Monday was a full itinerary, with our first stop at The Tea Room, located in the E. Shaver Book Seller, 326 Bull Street on Madison Square, in downtown Savannah. They sell fine loose-leaf teas and tea equipage. Isn't a book store a great place for a tea shop? It reminds me of the quote by C.S. Lewis "You can't get a cup of tea big enough or a book long enough to suit me."
It was fun to browse around the shop and look at the unique décor and merchandise.
Several teas were available for sampling. I purchased two teas and one book. I've made the peach iced tea since I've been home, but the Emperor's Bride, recommended by my tea and blogging friend, Angela M., is still waiting to be opened.
The Tea Room used to be a full-service tearoom at 7 E. Broughton St. The décor, both inside and out, was inspired by Mrs. Cranston's tearooms in Glasgow, Scotland designed by architect/artist Charles Rennie MacIntosh. His 'new art' style of geometric patterns and clean lines led to the Scottish Arts & Crafts movement. Bruce Richardson featured The Tea Room in his Great Tearooms of America book [pictured below]. Unfortunately I never made it there before it closed sometime between 2012 and 2016.
Elizabeth Ruby and her mother, Rebecca Wright, owned the tearoom with two other partners. They had one unique tea offering that set them apart from all other tearooms - flaming oolong tea. I first read about flaming oolong tea from 'tea lover Denise' on her now defunct blog, Uniquely Tea. She had visited the tearoom and ordered the specialty.
I was so intrigued that I called the tearoom and talked to Becky. She said it had been on their menu since they opened in 1997. It all began when she found "Broulee Spoons" in a catalog and ordered them. She explained that Broulee Spoons are used for flaming tea while Café Royale spoons are used for flaming coffee, but the spoons are interchangeable. Flaming Oolong tea was prepared tableside, and the presentation was so lovely that it became very popular and sold for $5.50 a cup. Below is a photo from their old website.
A sugar cube is placed in the bowl of the spoon along with heated cognac, and then ignited. The melted sugar and brandy are then poured into the cup of oolong tea.
I have collected several of these spoons over the years, and decided this is the perfect time to offer one in a giveaway.

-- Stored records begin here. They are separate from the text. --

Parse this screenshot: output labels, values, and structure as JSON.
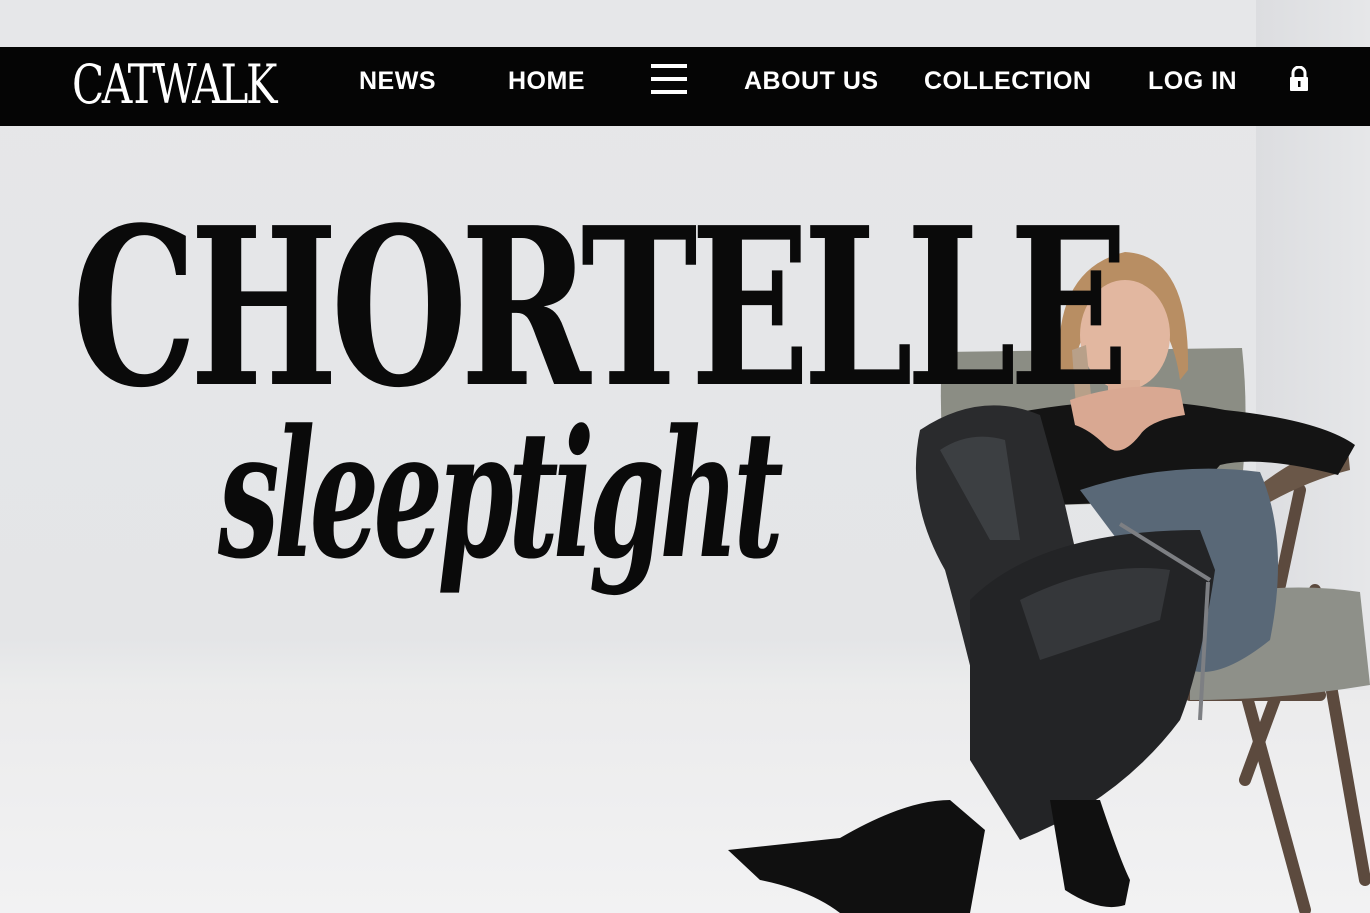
{
  "header": {
    "logo": "CATWALK",
    "nav": {
      "news": "NEWS",
      "home": "HOME",
      "about": "ABOUT US",
      "collection": "COLLECTION",
      "login": "LOG IN"
    },
    "icons": {
      "menu": "hamburger-menu-icon",
      "lock": "lock-icon"
    }
  },
  "hero": {
    "title": "CHORTELLE",
    "subtitle": "sleeptight"
  },
  "colors": {
    "navbar_bg": "#050505",
    "nav_text": "#ffffff",
    "page_bg": "#e6e7e9",
    "headline": "#0a0a0a"
  }
}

If you would like to win a never used Reed and Barton silverplate spoon [still in its original plastic bag and box], simply state that you would like to be entered in the drawing in the comment section of my blog. I will announce the winner on Friday.